to march for civil rights
to demand change.
He will encourage enemies to see each other as neighbors
for his followers to go the extra mile
for the hurting to welcome the contrite prodigal back home
and even though he will die an unjust death
he will live, and show that love will always win.
Good news is coming.
Good news is coming.
As a shepherd holds a lamb close in her arms
so too will God hold all of us during these times of waiting
as we look to the horizon for the sun to rise and the dawn to break.
One way we get into this spirit
one way that we prepare for Jesus’s coming into the world,
is through the work of worship,
the things we do and say in this hour
as we walk towards Christmas together.
We lit another candle this morning,
the candle of peace,
proclaiming peace for this turbulent world
peace that will come with God’s justice and God’s reconciliation.
We soon will share again the Lord’s Supper,
which sometimes feels strangely out of place, during advent
to remember Jesus’s final days,
but the meal we share
helps us remember that we have a place at God’s table
and grants to us a picture of a world
where all of us are welcome,
where the things that divide us in this world

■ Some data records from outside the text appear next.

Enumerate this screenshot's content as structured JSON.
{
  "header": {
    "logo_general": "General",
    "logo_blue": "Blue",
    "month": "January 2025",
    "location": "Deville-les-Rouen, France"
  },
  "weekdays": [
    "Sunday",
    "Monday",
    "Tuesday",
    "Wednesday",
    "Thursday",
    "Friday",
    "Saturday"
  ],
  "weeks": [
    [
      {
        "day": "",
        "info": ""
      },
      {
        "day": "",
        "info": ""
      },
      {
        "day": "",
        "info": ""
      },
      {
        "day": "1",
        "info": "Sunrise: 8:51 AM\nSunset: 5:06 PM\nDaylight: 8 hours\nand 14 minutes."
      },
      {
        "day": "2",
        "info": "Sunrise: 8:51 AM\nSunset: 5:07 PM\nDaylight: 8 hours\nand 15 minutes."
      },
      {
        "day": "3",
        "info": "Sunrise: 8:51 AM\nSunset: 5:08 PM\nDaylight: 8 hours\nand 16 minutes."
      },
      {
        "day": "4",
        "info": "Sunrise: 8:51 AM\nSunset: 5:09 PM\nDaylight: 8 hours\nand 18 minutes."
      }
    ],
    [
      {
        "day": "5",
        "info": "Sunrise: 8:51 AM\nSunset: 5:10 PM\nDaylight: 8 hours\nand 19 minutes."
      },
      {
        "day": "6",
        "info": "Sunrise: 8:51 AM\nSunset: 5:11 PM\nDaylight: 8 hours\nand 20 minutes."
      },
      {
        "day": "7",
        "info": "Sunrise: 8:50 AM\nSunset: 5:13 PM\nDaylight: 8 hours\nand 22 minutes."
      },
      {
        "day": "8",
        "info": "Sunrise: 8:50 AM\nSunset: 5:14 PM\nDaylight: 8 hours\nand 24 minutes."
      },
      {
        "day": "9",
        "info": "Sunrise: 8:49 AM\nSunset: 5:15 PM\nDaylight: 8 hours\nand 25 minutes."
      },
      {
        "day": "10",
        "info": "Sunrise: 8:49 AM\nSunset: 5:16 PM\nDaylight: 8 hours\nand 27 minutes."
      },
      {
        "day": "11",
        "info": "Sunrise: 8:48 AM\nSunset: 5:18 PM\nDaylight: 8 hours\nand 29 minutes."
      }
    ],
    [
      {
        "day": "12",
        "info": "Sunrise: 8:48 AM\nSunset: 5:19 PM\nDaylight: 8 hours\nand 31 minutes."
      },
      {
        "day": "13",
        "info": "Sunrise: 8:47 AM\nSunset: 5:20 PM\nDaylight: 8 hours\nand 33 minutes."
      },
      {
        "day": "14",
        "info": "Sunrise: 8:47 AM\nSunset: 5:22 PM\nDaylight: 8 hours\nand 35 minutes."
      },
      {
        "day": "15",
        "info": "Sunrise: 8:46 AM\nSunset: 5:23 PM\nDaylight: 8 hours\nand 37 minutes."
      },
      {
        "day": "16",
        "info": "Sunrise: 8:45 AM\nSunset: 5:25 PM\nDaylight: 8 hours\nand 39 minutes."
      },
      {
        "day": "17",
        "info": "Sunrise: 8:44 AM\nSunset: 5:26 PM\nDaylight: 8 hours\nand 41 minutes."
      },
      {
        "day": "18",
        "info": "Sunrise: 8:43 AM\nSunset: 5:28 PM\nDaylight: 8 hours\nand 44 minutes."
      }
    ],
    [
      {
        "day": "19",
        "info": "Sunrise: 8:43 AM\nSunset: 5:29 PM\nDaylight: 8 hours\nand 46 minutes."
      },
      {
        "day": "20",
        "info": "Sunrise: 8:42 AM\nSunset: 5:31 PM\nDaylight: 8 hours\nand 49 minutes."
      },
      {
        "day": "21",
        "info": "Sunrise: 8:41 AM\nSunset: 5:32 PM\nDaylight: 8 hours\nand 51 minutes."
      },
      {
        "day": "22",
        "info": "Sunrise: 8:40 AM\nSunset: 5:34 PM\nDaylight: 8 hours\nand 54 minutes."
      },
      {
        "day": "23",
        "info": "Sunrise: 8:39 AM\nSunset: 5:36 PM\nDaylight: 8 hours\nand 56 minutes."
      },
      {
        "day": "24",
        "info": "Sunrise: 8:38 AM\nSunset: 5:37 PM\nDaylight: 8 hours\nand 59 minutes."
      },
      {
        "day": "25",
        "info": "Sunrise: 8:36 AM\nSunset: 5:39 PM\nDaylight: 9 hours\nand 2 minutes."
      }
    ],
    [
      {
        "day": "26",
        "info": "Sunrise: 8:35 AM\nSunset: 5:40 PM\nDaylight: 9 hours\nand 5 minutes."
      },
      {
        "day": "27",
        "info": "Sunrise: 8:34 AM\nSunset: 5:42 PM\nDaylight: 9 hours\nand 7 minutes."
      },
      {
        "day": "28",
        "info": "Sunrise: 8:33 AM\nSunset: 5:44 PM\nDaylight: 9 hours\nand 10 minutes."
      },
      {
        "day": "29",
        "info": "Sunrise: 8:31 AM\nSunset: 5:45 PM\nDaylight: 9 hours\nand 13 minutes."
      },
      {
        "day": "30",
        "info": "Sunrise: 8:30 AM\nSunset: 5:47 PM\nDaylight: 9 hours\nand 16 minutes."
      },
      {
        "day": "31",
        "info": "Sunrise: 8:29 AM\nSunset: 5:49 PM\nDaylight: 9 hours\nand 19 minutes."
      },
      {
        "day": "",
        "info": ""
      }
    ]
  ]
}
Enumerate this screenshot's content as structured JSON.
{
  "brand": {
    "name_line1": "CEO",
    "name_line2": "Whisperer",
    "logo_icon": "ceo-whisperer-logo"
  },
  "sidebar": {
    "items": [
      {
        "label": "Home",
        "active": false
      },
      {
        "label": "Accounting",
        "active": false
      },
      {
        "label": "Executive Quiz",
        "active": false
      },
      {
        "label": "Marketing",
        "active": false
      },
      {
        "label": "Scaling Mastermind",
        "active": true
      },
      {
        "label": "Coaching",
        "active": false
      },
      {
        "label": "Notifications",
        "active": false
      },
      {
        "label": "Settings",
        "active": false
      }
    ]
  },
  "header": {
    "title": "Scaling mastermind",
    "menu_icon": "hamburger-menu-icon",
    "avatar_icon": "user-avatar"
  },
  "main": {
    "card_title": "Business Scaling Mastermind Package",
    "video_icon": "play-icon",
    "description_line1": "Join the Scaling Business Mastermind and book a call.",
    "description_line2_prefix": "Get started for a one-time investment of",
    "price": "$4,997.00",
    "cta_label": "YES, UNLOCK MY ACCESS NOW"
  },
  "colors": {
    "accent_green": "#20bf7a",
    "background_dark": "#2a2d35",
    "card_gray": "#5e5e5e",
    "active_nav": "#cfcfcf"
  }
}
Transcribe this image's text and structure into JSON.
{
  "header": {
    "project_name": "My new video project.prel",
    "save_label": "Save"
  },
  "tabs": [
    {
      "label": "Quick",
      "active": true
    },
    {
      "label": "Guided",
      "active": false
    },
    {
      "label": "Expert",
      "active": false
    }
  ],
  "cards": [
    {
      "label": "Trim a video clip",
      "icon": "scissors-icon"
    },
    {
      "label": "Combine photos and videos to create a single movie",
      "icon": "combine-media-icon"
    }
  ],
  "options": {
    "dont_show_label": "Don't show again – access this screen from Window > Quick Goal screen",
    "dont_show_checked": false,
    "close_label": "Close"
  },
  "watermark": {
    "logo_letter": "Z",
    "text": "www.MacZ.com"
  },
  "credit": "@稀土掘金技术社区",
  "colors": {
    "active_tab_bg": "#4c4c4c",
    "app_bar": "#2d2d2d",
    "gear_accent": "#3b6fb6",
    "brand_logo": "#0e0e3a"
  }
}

are set aside, and we are all made one in Christ Jesus our Lord.
And we will sing one of the greatest hymns of expectation and hope in our hymnal.
O Come, O Come, Emmanuel.
and ransom captive Israel
that mourns in lonely exile here
until the Son of God appear.
Rejoice! Rejoice! Emmanuel
shall come to thee, O Israel.
And when we remind one another of these stories
when we turn to God in prayer and ritual,
when we open our hearts up to humble hopes for making amends
we prepare our lives for God’s good day to come
and we find ourselves seeing it, and working toward it,
and doing our part to help make it so.
That hymn, O Come, O Come, Emmanuel,
is always too long for us to sing all the verses,
and that’s true for us today also.
This year we’re not singing my favorite verse,
which goes like this:
O come, thou dayspring, come and cheer
our spirits by thine advent here;
disperse the gloomy clouds of night,
and death’s dark shadows put to flight.
Rejoice! Rejoice! Emmanuel
shall come to thee, O Israel.
And I sing that verse, even in my own dark days
even when I have my own lengthy prayers,
and when I sing it, I can see the gloomy clouds break
and the shadows fade with the rising sun
and I can feel the warmth of a new day again.
And, for me, that is Good News indeed.
May we, dear friends, hear the proclamation, the euangelion,
and take heart,
because God’s Good News is coming
a babe born in Bethlehem
hope for the world
peace for our hearts
joy for the world
love for all.
And may we know that forgiveness is possible
that justice is on the horizon
that peace is God’s intention
and even though the way to get there might feel burdened by many ups and downs and detours
that God will lower every mountain
raise every valley
make every path straight
for us to finally, finally, dwell in the Kingdom of God.
Good News is Coming.
Prepare for it.
May it be so.
[i] Mark Yurs, “Pastoral Perspective” for Mark 1:1-8, in Cynthia A Jarvis and E. Elizabeth Johnson, eds, Feasting on the Gospels: Mark (Louisville: Westminster John Knox Press, 2014), 2.
[ii] In Memoriam A.H.H., 6, lines 7-8, in Tennyson’s Poetry, ed Robert W. Hill, 2nd ed. (New York: W.W. Norton, 1999), 209.
Image Credit: Photo by Jan Himegarner. The Wilderness near the Jordan River.